Gather all lines from the material that contain the word "General".
○ ○ ○
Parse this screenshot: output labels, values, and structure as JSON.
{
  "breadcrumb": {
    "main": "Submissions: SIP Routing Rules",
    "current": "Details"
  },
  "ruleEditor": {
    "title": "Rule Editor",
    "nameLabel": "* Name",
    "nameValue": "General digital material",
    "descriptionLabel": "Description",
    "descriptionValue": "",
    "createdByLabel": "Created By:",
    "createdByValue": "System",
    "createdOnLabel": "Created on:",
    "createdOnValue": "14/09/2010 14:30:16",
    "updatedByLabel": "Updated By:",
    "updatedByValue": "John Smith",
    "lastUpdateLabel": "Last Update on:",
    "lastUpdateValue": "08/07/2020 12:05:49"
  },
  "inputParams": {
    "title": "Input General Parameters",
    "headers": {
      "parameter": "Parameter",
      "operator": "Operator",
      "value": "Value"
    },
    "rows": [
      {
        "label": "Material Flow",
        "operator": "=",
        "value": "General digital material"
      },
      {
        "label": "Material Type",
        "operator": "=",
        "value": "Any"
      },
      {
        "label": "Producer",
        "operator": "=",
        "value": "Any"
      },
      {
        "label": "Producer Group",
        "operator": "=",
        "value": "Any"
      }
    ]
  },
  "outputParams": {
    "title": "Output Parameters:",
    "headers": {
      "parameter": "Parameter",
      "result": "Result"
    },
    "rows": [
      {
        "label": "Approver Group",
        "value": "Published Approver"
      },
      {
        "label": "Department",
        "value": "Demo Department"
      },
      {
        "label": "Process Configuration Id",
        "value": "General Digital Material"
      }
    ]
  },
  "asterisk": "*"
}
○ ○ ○
### EXPECTED OUTPUT
    "nameValue": "General digital material",
    "title": "Input General Parameters",
        "value": "General digital material"
        "value": "General Digital Material"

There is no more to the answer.